Cumin Potatoes are great for those who like their food to have a lot of flavors. This is the vegan option if you’re seeking a “meat and potatoes” dinner but don’t want to eat animal products.
WHERE THE FLAVORS OF CHINA COME FROM
If you’ve ever had Cumin Lamb, you’ll recognize the flavors in this recipe, which are inspired by the same combination of spices and aromatics in Cumin Lamb but use pan-fried potatoes instead. We first saw it in action on the streets of Xi’an at a night market selling street food, where cooks were frying food in woks positioned over what looked like gigantic oil barrels and other homemade chimney-like cooktops.
Little baby potatoes are the right size for this dish and are a cute addition to a salad or appetizer. Because they’re a touch pricey, I’d recommend using ordinary potatoes in their place. Slice them thinly (approximately 1/4 inch thick) and skip the “smashing” stage to save money. It’s still necessary to pan-fry both sides of sliced potatoes if you want a crispy exterior. Using this method stops the slices from breaking apart and becoming a cumin potato hash.
WHAT CAN I SERVE THESE POTATOES WITH?
What are you going to serve these cumin potatoes with, then? If you’ve been following our blog, you know that we eat rice with just about anything. The side of rice often accompanies our steaks. Yes, I’m joking, but the advice remains the same! These potatoes will be an excellent addition to meatloaf, roast meats, or a steak meal if you’re not a fan of carb loading.

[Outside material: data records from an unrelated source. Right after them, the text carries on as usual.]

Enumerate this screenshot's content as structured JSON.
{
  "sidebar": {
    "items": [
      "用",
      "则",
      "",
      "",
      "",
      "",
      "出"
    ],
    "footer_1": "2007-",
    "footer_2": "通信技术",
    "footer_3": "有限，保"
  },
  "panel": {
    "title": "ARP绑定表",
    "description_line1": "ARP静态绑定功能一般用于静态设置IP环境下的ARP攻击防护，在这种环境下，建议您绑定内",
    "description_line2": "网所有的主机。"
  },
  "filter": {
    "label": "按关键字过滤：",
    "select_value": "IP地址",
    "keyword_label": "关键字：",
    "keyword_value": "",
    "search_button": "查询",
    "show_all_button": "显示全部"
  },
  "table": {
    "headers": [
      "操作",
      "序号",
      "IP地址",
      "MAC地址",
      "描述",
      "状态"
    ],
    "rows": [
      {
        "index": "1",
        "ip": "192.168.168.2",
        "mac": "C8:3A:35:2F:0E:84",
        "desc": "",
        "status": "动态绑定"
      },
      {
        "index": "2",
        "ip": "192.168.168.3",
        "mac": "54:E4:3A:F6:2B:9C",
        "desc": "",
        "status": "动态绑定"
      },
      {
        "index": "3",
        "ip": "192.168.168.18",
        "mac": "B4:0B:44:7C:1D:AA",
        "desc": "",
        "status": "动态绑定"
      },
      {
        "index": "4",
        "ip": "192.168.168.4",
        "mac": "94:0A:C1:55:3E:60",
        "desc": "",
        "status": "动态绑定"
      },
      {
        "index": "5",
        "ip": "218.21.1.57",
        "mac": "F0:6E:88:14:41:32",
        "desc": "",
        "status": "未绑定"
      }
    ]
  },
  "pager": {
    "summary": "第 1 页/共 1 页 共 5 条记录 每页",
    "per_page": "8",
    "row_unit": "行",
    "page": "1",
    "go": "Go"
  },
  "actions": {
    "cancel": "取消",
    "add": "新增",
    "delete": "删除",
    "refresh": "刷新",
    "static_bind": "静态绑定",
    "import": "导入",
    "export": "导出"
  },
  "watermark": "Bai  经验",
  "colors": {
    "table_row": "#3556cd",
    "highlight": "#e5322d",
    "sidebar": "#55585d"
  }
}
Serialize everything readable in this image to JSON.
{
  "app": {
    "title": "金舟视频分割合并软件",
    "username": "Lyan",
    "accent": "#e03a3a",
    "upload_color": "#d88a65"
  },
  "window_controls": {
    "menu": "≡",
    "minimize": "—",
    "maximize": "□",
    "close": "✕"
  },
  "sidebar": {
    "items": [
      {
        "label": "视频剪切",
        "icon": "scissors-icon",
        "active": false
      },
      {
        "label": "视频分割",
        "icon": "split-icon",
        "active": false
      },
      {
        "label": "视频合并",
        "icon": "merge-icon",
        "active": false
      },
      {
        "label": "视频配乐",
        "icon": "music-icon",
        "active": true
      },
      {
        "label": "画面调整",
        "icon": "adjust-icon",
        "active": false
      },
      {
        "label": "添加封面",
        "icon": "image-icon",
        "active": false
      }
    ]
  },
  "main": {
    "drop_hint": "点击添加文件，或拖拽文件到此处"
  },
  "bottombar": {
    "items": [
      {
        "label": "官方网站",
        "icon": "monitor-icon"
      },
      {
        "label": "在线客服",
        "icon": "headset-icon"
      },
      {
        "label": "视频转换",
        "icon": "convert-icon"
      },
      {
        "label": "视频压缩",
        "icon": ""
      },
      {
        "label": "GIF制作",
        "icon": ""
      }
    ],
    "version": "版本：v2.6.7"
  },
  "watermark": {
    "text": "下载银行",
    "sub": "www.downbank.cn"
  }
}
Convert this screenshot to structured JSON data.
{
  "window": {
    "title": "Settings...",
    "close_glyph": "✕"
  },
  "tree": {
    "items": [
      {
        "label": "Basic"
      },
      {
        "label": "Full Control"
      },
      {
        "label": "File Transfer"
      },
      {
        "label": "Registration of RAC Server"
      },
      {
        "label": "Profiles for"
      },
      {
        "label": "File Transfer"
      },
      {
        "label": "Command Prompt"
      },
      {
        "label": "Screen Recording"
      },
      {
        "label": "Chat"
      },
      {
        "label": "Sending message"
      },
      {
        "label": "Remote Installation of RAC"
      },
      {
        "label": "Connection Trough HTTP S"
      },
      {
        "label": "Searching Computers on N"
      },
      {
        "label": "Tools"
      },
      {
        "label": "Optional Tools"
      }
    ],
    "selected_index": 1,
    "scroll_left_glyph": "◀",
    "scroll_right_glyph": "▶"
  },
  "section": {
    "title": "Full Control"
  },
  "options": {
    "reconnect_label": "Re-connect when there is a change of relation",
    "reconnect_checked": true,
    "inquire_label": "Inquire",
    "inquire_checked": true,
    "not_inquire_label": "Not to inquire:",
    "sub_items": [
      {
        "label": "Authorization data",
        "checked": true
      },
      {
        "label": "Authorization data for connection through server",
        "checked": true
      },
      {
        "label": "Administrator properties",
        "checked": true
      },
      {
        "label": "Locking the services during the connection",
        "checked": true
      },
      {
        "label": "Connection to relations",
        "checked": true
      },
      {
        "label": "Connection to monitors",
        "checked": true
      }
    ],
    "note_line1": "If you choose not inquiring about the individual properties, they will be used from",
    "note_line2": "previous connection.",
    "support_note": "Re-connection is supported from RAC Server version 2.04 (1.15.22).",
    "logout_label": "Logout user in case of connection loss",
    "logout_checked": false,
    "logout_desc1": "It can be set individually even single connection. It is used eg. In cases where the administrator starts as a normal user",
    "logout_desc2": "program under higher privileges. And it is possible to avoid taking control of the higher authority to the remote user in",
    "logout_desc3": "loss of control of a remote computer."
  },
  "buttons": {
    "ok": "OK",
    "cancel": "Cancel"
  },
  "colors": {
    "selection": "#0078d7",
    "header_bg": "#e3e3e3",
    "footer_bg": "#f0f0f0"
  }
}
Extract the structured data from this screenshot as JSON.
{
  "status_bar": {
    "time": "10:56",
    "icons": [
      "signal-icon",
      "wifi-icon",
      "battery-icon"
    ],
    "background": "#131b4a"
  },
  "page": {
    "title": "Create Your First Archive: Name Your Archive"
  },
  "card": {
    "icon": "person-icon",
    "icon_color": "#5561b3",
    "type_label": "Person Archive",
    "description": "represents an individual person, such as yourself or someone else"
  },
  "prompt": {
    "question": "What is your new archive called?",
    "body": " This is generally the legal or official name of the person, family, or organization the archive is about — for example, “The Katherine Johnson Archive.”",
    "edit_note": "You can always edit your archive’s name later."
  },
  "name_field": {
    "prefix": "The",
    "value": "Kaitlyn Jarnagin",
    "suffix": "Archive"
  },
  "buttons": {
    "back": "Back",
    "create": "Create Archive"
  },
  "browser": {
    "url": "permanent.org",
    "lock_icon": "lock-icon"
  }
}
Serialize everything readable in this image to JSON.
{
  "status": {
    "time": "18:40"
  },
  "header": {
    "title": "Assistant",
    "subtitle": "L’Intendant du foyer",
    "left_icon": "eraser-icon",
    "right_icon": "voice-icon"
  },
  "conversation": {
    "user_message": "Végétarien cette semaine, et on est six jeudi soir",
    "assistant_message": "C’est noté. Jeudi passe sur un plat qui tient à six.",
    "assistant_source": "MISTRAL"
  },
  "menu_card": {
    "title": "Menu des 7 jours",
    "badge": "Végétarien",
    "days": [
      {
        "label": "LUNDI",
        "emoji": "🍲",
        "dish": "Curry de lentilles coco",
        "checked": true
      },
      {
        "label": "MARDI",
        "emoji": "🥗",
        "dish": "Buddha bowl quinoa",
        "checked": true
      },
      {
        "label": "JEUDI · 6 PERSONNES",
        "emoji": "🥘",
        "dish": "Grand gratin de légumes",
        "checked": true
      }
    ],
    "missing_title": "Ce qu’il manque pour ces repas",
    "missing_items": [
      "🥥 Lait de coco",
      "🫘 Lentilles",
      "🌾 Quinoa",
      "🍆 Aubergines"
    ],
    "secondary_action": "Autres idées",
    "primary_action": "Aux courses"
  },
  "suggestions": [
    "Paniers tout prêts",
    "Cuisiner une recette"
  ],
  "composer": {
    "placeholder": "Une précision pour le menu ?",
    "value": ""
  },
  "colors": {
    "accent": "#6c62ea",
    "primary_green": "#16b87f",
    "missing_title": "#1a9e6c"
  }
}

This recipe for Cumin Potatoes is an excellent alternative to traditional mashed potatoes.
- 1 pound of baby Yukon gold potatoes
- 2 cloves of minced garlic
- 1 chopped scallion
- 1 small diced onion
- ¼ cup of chopped cilantro
- 3 tablespoons of oil
- 1 tablespoon of water
- 2 teaspoons of light soy sauce
- ¼ teaspoon of sugar
- 1 teaspoon of cumin powder
- 1 teaspoon of cumin seeds
- 1 teaspoon of sesame oil
- dash of crushed chili flakes
- The potatoes should be cooked after 15 minutes of boiling in a kettle of water. They know they’re ready when a fork passes through easily.
- After draining and cooling slightly, lightly flatten each potato with the flat side of a large knife until the skin splits open, but the potato remains whole. Don’t press too hard, or they’ll break.
- An iron skillet or nonstick pan with a flat bottom should be heated with 2 teaspoons of oil. Potatoes should be lightly browned on all sides. If you’re pressed for time, you can skip this step. Just be aware that browning gives the potatoes a richer, more roasted flavor.
- The final tablespoon of oil in your wok should be heated over medium-high heat. The diced onion, 2 cloves of minced garlic, and 1 teaspoon of cumin seeds are added. The onion should be cooked for about a minute or until transparent. Add the potatoes after that, along with 2 teaspoons of light soy sauce, 1/4 teaspoon of sugar, 1 teaspoon of cumin powder, 1 tablespoon of water, 1 teaspoon of sesame oil, and a few crushed red pepper flakes for flavor.
- Use a wok spatula to swirl the potatoes in the spices gently. Add the cilantro and scallion after adding salt to taste. Before transferring to a serving plate, gently stir everything together one more time.